Nguyen has also been serving as the cultural critic at large for the Los Angeles Times, writing about literature and politics through a biting radical lens (which is refreshing when the literary world tends to be rather bland and liberal, even in these dark times of Trump).
For someone who has had his pulse on American cultural and political life, it is both fortuitous and fitting that Nguyen's new short story collection entitled The Refugees, dedicated to "all refugees,"is being released in the shadow of Trump's draconian ban on refugees from seven Muslim countries.
As with The Sympathizer, Nguyen's writing drives the forcefulness of his stories. He writes thoughtful sentences that layer on top of each other to create both atmosphere and mood but also complexity, making the reader dig deep into the text to understand the motivations and actions of his characters. The stories he gives us are painful and somber, yet also with a touch of outlandish humour he pulled off so well in his previous novel.
As the current US Administration seeks to vilify the refugee populations that were products of American imperial adventures, Nguyen's collection is both powerful and necessary. We need to hear the painful pasts that have driven people to leave their homes and families, to understand and empathize with their experiences and appreciate the stakes they (and humanity) face if we ignore them and further marginalize them.
For this reason alone, I urge you all to pick up the book. It's a quick and easy read, yet will give you the energy to keep on struggling for the rights of refugees now and in the future.

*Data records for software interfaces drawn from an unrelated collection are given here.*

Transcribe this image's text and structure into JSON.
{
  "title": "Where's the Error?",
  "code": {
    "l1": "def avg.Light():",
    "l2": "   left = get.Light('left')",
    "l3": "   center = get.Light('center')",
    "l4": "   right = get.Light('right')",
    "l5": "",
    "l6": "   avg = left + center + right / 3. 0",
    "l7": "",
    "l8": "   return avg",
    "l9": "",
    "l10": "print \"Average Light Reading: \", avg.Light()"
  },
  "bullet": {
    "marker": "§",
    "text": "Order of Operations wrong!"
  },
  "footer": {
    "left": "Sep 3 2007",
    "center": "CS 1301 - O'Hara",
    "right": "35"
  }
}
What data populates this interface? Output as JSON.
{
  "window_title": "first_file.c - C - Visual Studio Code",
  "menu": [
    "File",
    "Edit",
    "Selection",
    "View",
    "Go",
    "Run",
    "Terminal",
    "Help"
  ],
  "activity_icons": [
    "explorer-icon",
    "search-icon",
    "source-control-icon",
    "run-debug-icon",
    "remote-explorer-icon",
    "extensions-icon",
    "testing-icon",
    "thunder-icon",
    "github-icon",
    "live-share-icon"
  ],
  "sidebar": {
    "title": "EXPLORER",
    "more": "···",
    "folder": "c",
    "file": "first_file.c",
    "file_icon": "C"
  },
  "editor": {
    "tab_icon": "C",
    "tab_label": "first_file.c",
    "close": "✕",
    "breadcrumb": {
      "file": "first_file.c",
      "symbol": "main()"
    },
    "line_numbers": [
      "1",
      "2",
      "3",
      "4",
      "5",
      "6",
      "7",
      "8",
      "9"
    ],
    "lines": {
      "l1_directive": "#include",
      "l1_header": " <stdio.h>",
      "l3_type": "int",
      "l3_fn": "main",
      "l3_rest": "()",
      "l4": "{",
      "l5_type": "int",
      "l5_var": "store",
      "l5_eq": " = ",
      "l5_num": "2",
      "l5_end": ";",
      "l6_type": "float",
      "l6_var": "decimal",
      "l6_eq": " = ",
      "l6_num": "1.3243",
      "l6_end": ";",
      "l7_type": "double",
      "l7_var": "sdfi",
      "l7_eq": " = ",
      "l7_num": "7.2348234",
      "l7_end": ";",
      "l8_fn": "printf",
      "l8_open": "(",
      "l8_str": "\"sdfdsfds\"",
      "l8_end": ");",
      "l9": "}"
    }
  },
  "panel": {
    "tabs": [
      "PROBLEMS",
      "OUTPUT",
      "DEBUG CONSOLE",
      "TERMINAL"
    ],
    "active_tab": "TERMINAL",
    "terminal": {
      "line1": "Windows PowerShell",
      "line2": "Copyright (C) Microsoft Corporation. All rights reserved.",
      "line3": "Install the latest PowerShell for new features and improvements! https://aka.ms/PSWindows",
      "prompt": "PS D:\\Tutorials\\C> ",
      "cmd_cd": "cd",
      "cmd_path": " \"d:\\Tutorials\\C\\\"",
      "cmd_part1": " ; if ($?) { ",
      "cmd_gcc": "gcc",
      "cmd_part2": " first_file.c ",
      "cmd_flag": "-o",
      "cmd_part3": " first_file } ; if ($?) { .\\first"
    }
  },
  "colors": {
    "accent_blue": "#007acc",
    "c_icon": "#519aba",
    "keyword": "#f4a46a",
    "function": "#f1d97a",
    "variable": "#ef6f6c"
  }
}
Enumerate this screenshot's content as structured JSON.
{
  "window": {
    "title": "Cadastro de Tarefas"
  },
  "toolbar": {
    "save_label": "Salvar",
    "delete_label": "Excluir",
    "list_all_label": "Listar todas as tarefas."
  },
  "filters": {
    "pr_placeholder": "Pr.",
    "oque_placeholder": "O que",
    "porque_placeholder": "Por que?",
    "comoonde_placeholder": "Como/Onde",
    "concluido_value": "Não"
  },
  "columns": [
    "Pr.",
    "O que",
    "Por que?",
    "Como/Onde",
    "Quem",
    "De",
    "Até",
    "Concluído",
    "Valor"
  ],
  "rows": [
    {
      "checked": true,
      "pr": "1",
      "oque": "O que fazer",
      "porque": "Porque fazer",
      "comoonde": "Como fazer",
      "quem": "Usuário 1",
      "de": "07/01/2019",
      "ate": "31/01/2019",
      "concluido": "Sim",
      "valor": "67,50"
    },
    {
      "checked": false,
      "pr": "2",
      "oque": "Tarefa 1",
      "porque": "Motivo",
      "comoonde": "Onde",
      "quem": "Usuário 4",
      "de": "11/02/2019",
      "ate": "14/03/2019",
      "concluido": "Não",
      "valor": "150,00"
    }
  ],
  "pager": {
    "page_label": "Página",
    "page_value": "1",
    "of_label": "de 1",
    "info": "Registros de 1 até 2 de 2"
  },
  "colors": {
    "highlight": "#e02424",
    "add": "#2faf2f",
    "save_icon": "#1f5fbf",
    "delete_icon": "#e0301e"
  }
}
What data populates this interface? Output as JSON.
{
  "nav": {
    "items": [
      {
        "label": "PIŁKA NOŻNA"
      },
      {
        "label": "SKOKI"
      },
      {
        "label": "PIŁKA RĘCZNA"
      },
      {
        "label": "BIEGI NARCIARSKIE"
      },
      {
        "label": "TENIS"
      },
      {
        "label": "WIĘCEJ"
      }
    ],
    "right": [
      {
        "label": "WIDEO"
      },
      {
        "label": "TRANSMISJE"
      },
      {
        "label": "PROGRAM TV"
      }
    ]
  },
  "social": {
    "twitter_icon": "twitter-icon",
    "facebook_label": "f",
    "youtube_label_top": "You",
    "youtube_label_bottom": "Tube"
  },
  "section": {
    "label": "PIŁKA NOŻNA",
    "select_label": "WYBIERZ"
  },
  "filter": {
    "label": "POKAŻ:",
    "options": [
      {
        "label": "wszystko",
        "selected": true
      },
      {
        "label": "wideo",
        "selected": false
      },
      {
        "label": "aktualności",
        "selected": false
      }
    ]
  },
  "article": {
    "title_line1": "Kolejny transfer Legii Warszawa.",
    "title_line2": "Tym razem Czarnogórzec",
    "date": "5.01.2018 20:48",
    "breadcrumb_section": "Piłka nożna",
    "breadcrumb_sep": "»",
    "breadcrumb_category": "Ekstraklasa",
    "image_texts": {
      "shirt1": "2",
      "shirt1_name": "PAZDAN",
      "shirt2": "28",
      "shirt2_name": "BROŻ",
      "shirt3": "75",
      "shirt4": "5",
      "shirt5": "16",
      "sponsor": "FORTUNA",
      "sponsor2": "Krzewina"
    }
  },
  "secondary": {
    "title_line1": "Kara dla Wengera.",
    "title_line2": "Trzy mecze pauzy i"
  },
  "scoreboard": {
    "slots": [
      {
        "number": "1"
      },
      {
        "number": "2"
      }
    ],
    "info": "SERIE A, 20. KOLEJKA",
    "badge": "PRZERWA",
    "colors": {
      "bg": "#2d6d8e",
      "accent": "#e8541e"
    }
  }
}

**I received an advance copy of this book from the publisher in exchange for an honest review.